**Brief:** In the entries below, find the lines that include "name" and give their number as the whole reply.

**Data extract:**
Segment Open

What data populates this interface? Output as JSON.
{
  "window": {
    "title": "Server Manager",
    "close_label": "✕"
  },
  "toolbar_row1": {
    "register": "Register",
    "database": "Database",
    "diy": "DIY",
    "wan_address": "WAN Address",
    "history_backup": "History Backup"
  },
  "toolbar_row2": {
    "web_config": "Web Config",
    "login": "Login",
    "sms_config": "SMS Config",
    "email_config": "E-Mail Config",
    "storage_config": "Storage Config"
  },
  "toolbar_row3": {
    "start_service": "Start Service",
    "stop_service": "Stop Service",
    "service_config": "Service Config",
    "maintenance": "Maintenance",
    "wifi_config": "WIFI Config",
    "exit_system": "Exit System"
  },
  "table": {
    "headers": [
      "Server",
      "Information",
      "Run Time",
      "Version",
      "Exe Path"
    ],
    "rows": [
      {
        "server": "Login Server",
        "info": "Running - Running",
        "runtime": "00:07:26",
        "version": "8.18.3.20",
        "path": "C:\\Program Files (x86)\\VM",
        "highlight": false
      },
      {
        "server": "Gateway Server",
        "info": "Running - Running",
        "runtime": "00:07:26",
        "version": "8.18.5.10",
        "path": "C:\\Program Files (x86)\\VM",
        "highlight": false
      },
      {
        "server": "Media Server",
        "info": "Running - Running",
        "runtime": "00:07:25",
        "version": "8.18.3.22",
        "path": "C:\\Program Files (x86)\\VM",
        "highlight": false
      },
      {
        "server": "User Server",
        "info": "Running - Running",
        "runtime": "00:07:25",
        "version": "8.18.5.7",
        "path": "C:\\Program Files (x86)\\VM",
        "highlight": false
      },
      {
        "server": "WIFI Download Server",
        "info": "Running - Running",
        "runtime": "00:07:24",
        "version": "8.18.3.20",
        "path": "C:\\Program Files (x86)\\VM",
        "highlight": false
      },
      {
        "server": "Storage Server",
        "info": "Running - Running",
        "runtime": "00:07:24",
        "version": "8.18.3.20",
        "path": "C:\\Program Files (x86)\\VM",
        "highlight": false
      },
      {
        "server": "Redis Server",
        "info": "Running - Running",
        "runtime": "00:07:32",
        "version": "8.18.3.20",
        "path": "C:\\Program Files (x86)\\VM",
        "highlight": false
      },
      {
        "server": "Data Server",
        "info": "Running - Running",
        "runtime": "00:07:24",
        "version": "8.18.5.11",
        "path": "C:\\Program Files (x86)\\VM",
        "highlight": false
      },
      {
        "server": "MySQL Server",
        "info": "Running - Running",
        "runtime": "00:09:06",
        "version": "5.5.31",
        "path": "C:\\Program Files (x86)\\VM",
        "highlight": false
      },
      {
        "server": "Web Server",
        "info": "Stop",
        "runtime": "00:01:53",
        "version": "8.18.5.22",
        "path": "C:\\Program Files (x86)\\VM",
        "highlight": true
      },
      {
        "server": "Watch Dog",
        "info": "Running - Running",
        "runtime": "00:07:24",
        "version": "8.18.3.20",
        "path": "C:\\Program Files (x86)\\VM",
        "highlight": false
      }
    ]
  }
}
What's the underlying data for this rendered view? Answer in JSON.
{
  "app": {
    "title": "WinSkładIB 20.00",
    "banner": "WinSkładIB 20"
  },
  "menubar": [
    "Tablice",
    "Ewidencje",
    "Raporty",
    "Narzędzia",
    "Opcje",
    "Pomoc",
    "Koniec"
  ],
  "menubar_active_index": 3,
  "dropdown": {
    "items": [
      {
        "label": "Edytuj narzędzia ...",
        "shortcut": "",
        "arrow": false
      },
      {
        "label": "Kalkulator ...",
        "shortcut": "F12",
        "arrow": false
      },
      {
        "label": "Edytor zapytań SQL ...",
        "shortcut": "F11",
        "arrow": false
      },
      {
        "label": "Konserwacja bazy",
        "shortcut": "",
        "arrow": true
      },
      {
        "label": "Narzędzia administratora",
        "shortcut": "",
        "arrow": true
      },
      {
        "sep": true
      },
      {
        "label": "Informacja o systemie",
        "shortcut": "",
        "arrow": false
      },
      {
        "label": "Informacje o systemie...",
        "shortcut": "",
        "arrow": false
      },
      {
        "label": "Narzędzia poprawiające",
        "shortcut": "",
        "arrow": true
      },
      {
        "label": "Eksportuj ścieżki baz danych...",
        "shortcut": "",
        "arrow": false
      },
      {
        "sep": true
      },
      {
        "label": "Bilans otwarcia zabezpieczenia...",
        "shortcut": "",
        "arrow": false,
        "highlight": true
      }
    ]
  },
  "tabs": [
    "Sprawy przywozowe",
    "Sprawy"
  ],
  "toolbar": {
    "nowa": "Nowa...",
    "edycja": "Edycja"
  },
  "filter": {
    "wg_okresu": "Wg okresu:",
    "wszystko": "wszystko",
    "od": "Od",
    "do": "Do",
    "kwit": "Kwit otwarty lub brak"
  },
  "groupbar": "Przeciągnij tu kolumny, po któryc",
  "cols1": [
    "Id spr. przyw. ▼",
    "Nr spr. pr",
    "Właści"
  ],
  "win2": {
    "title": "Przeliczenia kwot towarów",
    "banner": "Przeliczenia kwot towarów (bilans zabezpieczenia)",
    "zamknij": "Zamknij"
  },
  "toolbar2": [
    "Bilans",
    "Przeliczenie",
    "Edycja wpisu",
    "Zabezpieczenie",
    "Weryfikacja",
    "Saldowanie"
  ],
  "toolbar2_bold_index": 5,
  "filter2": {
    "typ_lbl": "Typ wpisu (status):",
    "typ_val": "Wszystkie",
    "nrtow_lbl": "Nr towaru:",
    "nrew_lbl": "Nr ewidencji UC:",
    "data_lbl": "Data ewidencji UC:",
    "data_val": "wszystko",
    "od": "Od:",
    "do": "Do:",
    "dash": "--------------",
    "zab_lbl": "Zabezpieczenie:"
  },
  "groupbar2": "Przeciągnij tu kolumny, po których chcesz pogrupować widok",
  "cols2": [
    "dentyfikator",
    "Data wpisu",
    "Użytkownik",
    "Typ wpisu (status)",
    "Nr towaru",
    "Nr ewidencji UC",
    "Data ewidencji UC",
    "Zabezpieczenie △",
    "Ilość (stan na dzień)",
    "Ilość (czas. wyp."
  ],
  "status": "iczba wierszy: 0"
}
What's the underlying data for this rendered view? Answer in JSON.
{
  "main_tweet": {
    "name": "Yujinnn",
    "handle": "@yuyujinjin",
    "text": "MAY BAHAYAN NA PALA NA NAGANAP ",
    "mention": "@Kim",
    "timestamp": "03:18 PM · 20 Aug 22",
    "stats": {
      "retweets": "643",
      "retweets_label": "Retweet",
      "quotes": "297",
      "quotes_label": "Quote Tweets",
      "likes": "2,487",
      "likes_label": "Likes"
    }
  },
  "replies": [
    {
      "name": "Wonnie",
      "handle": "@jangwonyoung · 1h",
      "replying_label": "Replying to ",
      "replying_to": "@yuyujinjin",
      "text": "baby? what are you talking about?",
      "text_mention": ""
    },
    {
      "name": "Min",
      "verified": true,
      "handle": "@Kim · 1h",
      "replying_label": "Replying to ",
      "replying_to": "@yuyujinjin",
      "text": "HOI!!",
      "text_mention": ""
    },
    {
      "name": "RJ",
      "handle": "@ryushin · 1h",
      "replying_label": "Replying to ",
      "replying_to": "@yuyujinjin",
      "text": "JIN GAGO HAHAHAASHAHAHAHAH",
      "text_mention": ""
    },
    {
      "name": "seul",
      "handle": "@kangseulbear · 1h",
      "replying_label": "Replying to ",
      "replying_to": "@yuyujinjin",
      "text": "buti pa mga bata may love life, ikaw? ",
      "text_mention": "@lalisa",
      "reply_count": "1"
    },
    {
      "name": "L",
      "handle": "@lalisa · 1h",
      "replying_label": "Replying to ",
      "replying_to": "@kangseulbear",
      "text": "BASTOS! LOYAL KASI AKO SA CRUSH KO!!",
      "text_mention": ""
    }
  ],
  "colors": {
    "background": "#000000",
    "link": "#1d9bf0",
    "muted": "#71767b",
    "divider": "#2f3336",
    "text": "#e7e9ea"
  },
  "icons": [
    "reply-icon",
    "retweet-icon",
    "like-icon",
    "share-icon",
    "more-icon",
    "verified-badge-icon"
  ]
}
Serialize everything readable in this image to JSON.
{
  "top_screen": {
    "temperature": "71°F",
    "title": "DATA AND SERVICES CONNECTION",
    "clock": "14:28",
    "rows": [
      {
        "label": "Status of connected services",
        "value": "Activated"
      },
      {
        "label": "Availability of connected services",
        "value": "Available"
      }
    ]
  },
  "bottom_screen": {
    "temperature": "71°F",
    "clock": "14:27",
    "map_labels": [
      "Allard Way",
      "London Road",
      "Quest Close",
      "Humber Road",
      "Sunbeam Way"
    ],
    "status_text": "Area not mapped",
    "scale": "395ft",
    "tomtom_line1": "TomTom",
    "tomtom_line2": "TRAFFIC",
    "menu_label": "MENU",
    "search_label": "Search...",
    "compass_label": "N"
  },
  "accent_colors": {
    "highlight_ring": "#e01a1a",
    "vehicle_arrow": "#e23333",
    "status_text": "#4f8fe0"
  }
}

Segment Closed

**Output:** 6